Minister for Lands and Mineral Resources, Faiyaz Koya (middle) handed out cheques to 100 Nasomo landowners under the right of landowners to a fair share of mineral royalties. It came at Vatukoula on November 6, 2018. Photo: Charles Chambers
US$300 each a ‘fair share’ – really?
Fiji Sun | 7 November 2018
Tis the season to be jolly.
Yesterday marked the day that the right of landowners to a fair share of mineral royalties for the extraction of minerals under their land comes to fruition.
Thanks to the Prime Minister Voreqe Bainimarama and his FijiFirst Government
It marks a milestone event not only for the landowners but also for the mining sector and also the Government of Fiji.
The Minister for Industry, Trade, Tourism, Lands and Mineral Resources Faiyaz Koya yesterday disbursed the fair share of mineral royalties to landowners of Nasomo, where $65,221 was distributed to 100 landowners.
The landowners will receive $652.21 each.
Mr Koya said: “It is not a one off payment but a series of payments depending on the amount of mineral being mined by Vatukoula Gold Mine as it operates and continues to mine below your land.
Share of royalty
“The share of the royalty is for the gold mining at Vatukoula Gold Mine by the Vatukoula Gold Mine Ltd (VGML).
“I would also like to acknowledge the Vatukoula Gold Mine for paying the mining royalty initially to the Mineral Resources Department.”
Mr Koya thanked the landowners of Nasomo that were involved in the consultation with staff of the Ministry of Lands and Minerals in particular the Turaga ni Koro, the Trustees for the Nasomo Landowners in working with staff of the Mineral Resources Department in sorting out issues and making this historical day possible.
mr Koya said: “This fair share payout to landowners is in recognition of their contribution to national development through the use of their land for the purpose of mining.
“This will also assist in socio-economic development and economic empowerment of indigenous landowning communities and boost local economic activity in rural areas, improve quality of life as per vision of the government for equitable benefit sharing.
“I hope that these monies which the Government has shared with you today will be put to good use for the benefit of your families and community and harmonious existence with other stakeholders of the mining community.
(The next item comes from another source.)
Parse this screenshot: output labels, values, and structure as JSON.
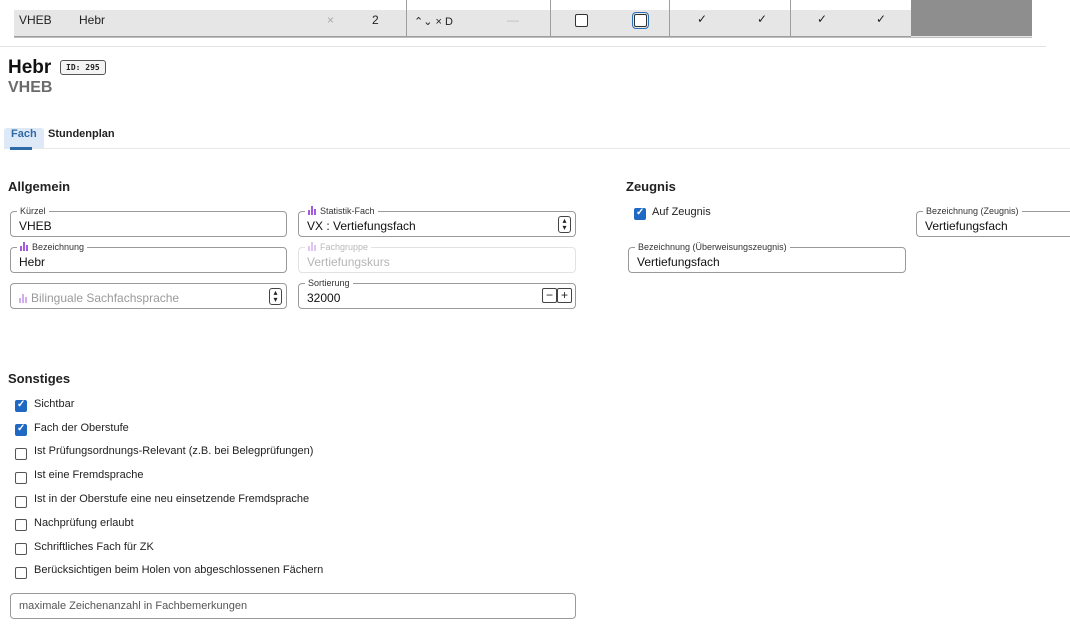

“This Government not only talks about caring for all landowners in Fiji, in this case for iTaukei landowners of Nasomo, but backs up its talk with actions such as this, indeed actions speak louder than Words on this historic and milestone occasion.”
Section 30 of Fiji’s 2013 Constitution mentions that all minerals are owned by the state. It provides for the owners of any particular land (irrespective whether customary or freehold) or of any particular registered customary fishing rights to be entitled to receive a fair share of royalties or other money paid to the state in respect of the grant by the state of rights to mine minerals from the land or the seabed in the area of those fishing rights.
“The normal practise is for the royalty to be retained by the state as the owners of minerals under Fiji’s Mining Act,” Mr Koya said.
“However the current government had passed legislation in the May sitting of parliament giving effect to section 30 of the constitution thus allowing the sharing of royalty in this case with native landowners.
“This is the new way of benefit sharing in mineral development in our beloved country where mineral royalty is shared equitably amongst landowners for the betterment of all concerned.
“This “fair share” law is the first of its kind in Fiji (and the region) and the landowners of Nasomo are the first landowners to receive this fair share of Mineral Royalty under the 2013 constitution.
“This proves Government’s continues effort to care for landowners in the utilisation of their land and in this instant for the added benefit for the provision of land for mining whether directly on the surface or indirectly as in case.”